_TASK BRIEF_: Across the records below, report how many lines include the word "kutu", stating the number alone.

_MATERIAL PROVIDED_:
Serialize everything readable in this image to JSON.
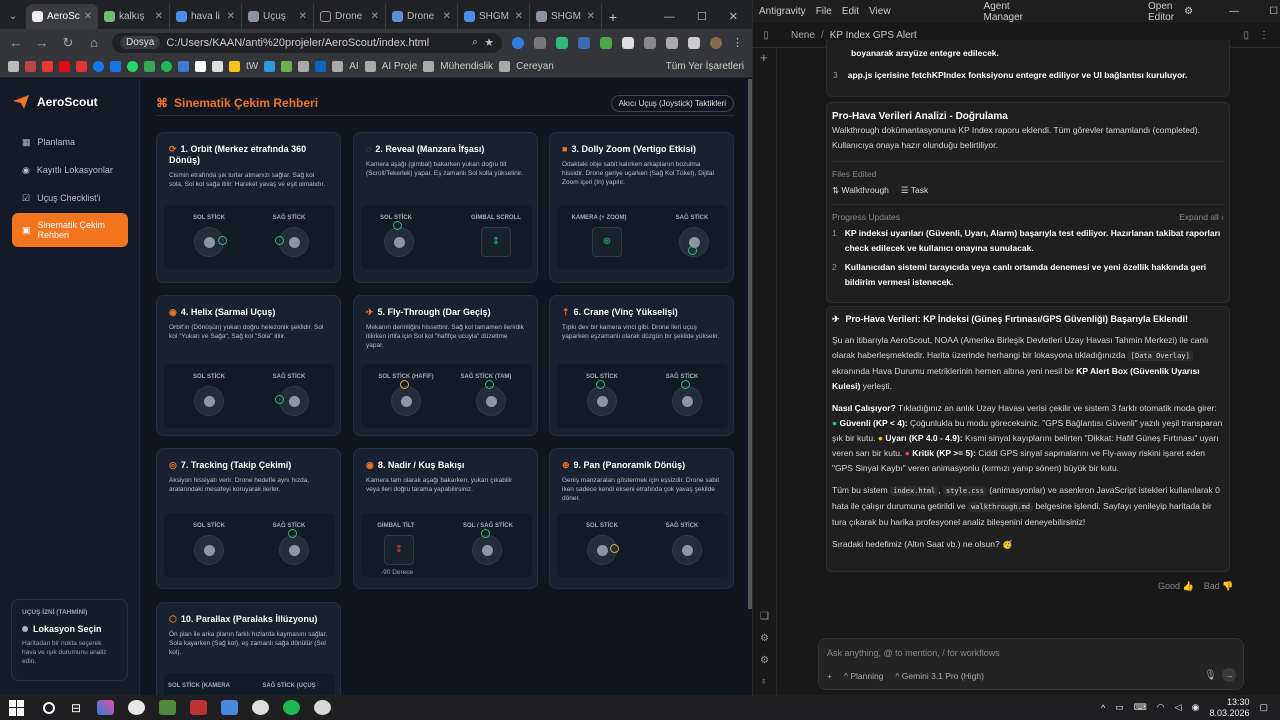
{
  "browser": {
    "tabs": [
      "AeroSc",
      "kalkış",
      "hava li",
      "Uçuş",
      "Drone",
      "Drone",
      "SHGM",
      "SHGM"
    ],
    "url_chip": "Dosya",
    "url": "C:/Users/KAAN/anti%20projeler/AeroScout/index.html",
    "bookmarks": [
      "AI",
      "AI Proje",
      "Mühendislik",
      "Cereyan",
      "Tüm Yer İşaretleri"
    ],
    "bookmark_tw": "tW"
  },
  "app": {
    "logo": "AeroScout",
    "nav": [
      "Planlama",
      "Kayıtlı Lokasyonlar",
      "Uçuş Checklist'i",
      "Sinematik Çekim Rehberi"
    ],
    "info_label": "UÇUŞ İZNİ (TAHMİNİ)",
    "info_title": "Lokasyon Seçin",
    "info_desc": "Haritadan bir nokta seçerek hava ve ışık durumunu analiz edin.",
    "page_title": "Sinematik Çekim Rehberi",
    "header_button": "Akıcı Uçuş (Joystick) Taktikleri",
    "cards": [
      {
        "title": "1. Orbit (Merkez etrafında 360 Dönüş)",
        "desc": "Cismin etrafında şık turlar atmanızı sağlar. Sağ kol sola, Sol kol sağa itilir. Hareket yavaş ve eşit olmalıdır.",
        "labels": [
          "SOL STİCK",
          "SAĞ STİCK"
        ]
      },
      {
        "title": "2. Reveal (Manzara İfşası)",
        "desc": "Kamera aşağı (gimbal) bakarken yukarı doğru tilt (Scroll/Tekerlek) yapar. Eş zamanlı Sol kolla yükselinir.",
        "labels": [
          "SOL STİCK",
          "GİMBAL SCROLL"
        ]
      },
      {
        "title": "3. Dolly Zoom (Vertigo Etkisi)",
        "desc": "Odaktaki obje sabit kalırken arkaplanın bozulma hissidir. Drone geriye uçarken (Sağ Kol Tüket), Dijital Zoom içeri (In) yapılır.",
        "labels": [
          "KAMERA (+ ZOOM)",
          "SAĞ STİCK"
        ]
      },
      {
        "title": "4. Helix (Sarmal Uçuş)",
        "desc": "Orbit'in (Dönüşün) yukarı doğru helezonik şeklidir. Sol kol \"Yukarı ve Sağa\", Sağ kol \"Sola\" itilir.",
        "labels": [
          "SOL STİCK",
          "SAĞ STİCK"
        ]
      },
      {
        "title": "5. Fly-Through (Dar Geçiş)",
        "desc": "Mekanın derinliğini hissettirir. Sağ kol tamamen ileri/dik itilirken irtifa için Sol kol \"hafifçe ucuyla\" düzeltme yapar.",
        "labels": [
          "SOL STİCK (HAFİF)",
          "SAĞ STİCK (TAM)"
        ]
      },
      {
        "title": "6. Crane (Vinç Yükselişi)",
        "desc": "Tıpkı dev bir kamera vinci gibi. Drone ileri uçuş yaparken eşzamanlı olarak düzgün bir şekilde yükselir.",
        "labels": [
          "SOL STİCK",
          "SAĞ STİCK"
        ]
      },
      {
        "title": "7. Tracking (Takip Çekimi)",
        "desc": "Aksiyon hissiyatı verir. Drone hedefle aynı hızda, aralarındaki mesafeyi koruyarak ilerler.",
        "labels": [
          "SOL STİCK",
          "SAĞ STİCK"
        ]
      },
      {
        "title": "8. Nadir / Kuş Bakışı",
        "desc": "Kamera tam olarak aşağı bakarken, yukarı çıkabilir veya ileri doğru tarama yapabilirsiniz.",
        "labels": [
          "GİMBAL TİLT",
          "SOL / SAĞ STİCK"
        ],
        "extra": "-90 Derece"
      },
      {
        "title": "9. Pan (Panoramik Dönüş)",
        "desc": "Geniş manzaraları göstermek için eşsizdir. Drone sabit iken sadece kendi ekseni etrafında çok yavaş şekilde döner.",
        "labels": [
          "SOL STİCK",
          "SAĞ STİCK"
        ]
      },
      {
        "title": "10. Parallax (Paralaks İllüzyonu)",
        "desc": "Ön plan ile arka planın farklı hızlarda kaymasını sağlar. Sola kayarken (Sağ kol), eş zamanlı sağa dönülür (Sol kol).",
        "labels": [
          "SOL STİCK (KAMERA",
          "SAĞ STİCK (UÇUŞ"
        ]
      }
    ]
  },
  "agent": {
    "menu": [
      "Antigravity",
      "File",
      "Edit",
      "View"
    ],
    "title": "Agent Manager",
    "open_editor": "Open Editor",
    "breadcrumb_root": "Nene",
    "breadcrumb_page": "KP Index GPS Alert",
    "top_items": [
      {
        "n": "",
        "text": "boyanarak arayüze entegre edilecek."
      },
      {
        "n": "3",
        "text": "app.js içerisine fetchKPIndex fonksiyonu entegre ediliyor ve UI bağlantısı kuruluyor."
      }
    ],
    "section_title": "Pro-Hava Verileri Analizi - Doğrulama",
    "section_desc": "Walkthrough dokümantasyonuna KP Index raporu eklendi. Tüm görevler tamamlandı (completed). Kullanıcıya onaya hazır olunduğu belirtiliyor.",
    "files_label": "Files Edited",
    "files": [
      "Walkthrough",
      "Task"
    ],
    "progress_label": "Progress Updates",
    "expand": "Expand all",
    "progress": [
      {
        "n": "1",
        "text": "KP indeksi uyarıları (Güvenli, Uyarı, Alarm) başarıyla test ediliyor. Hazırlanan takibat raporları check edilecek ve kullanıcı onayına sunulacak."
      },
      {
        "n": "2",
        "text": "Kullanıcıdan sistemi tarayıcıda veya canlı ortamda denemesi ve yeni özellik hakkında geri bildirim vermesi istenecek."
      }
    ],
    "msg_title": "Pro-Hava Verileri: KP İndeksi (Güneş Fırtınası/GPS Güvenliği) Başarıyla Eklendi!",
    "p1_a": "Şu an itibarıyla AeroScout, NOAA (Amerika Birleşik Devletleri Uzay Havası Tahmin Merkezi) ile canlı olarak haberleşmektedir. Harita üzerinde herhangi bir lokasyona tıkladığınızda ",
    "p1_code": "[Data Overlay]",
    "p1_b": " ekranında Hava Durumu metriklerinin hemen altına yeni nesil bir ",
    "p1_bold": "KP Alert Box (Güvenlik Uyarısı Kulesi)",
    "p1_c": " yerleşti.",
    "p2_q": "Nasıl Çalışıyor?",
    "p2_a": " Tıkladığınız an anlık Uzay Havası verisi çekilir ve sistem 3 farklı otomatik moda girer: ",
    "p2_safe": "Güvenli (KP < 4):",
    "p2_b": " Çoğunlukla bu modu göreceksiniz. \"GPS Bağlantısı Güvenli\" yazılı yeşil transparan şık bir kutu. ",
    "p2_warn": "Uyarı (KP 4.0 - 4.9):",
    "p2_c": " Kısmi sinyal kayıplarını belirten \"Dikkat: Hafif Güneş Fırtınası\" uyarı veren sarı bir kutu. ",
    "p2_crit": "Kritik (KP >= 5):",
    "p2_d": " Ciddi GPS sinyal sapmalarını ve Fly-away riskini işaret eden \"GPS Sinyal Kaybı\" veren animasyonlu (kırmızı yanıp sönen) büyük bir kutu.",
    "p3_a": "Tüm bu sistem ",
    "p3_c1": "index.html",
    "p3_c2": "style.css",
    "p3_b": " (animasyonlar) ve asenkron JavaScript istekleri kullanılarak 0 hata ile çalışır durumuna getirildi ve ",
    "p3_c3": "walkthrough.md",
    "p3_c": " belgesine işlendi. Sayfayı yenileyip haritada bir tura çıkarak bu harika profesyonel analiz bileşenini deneyebilirsiniz!",
    "p4": "Sıradaki hedefimiz (Altın Saat vb.) ne olsun? 🥳",
    "good": "Good",
    "bad": "Bad",
    "input_placeholder": "Ask anything, @ to mention, / for workflows",
    "mode": "Planning",
    "model": "Gemini 3.1 Pro (High)"
  },
  "taskbar": {
    "time": "13:30",
    "date": "8.03.2026"
  }
}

_TASK ANSWER_: 3